Danny McCoy argues it would be a disaster for businesses if 5G was blocked

At a time when rural Ireland is crying out for reliable, high-speed broadband, it seems counterintuitive that a number of county councils would be objecting to the roll-out of next-generation 5G technology.

Councillors in Clare, Leitrim, Sligo and Wicklow have passed motions raising objections to 5G on health grounds. Concerns about the impact of mobile masts and associated infrastructure, and the radio waves they emit, have existed for as long as the technology has been around, although the jury is still out on whether there is any harmful impact on humans.

This recent surge in opposition has prompted Ibec to spring into action on behalf of its telco members to urge Minister for Communications Richard Bruton and Minister for Local Government Eoghan Murphy to tackle these "populist" objectors.

Vodafone and Eir have already launched 5G services here, while Three is expected to do so shortly.
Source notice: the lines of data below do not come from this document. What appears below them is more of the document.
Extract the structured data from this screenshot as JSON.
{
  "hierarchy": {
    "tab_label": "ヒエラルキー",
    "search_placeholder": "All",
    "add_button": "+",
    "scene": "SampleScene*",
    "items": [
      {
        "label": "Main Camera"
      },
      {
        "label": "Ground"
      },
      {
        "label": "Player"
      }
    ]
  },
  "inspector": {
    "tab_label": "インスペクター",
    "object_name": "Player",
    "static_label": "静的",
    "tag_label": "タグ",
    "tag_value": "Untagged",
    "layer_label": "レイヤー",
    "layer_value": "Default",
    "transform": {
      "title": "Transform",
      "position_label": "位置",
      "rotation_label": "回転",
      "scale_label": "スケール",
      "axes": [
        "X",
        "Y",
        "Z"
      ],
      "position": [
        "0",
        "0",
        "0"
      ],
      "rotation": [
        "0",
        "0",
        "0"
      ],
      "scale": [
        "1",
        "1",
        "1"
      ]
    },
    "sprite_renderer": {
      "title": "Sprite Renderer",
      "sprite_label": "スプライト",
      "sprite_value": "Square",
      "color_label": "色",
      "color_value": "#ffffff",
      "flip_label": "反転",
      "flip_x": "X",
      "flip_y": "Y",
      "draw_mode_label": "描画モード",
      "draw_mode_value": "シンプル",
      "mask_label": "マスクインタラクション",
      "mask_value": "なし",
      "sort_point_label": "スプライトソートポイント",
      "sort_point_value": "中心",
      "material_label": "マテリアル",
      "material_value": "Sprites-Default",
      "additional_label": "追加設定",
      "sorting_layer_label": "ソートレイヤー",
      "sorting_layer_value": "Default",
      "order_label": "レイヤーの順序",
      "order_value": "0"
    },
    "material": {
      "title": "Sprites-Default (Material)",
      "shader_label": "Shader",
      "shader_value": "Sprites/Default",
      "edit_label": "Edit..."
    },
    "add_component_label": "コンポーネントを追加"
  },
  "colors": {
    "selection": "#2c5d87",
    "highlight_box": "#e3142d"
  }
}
Between them they will spend many hundreds of millions on their roll-outs.


In his letter Ibec chief executive Danny McCoy noted that it would be a disaster for businesses here if 5G was blocked in any way, as they could potentially miss out on a slice of the $12 trillion of global economic output that is expected to be enabled by 5G.

He also highlighted how the UK had prioritised investment in 5G in a post-Brexit environment.

McCoy urged a “prompt” response to the concerns of councillors, adding that a letter to county councils around the country would be “very valuable”.

He also helpfully suggested a mechanism to deal with this potentially thorny issue – an "expert scientific panel"to be convened under the auspices of the Environmental Protection Authority to "monitor on an ongoing basis the standards regarding exposure to 5G".

McCoy’s political antenna is always finely tuned to a solution.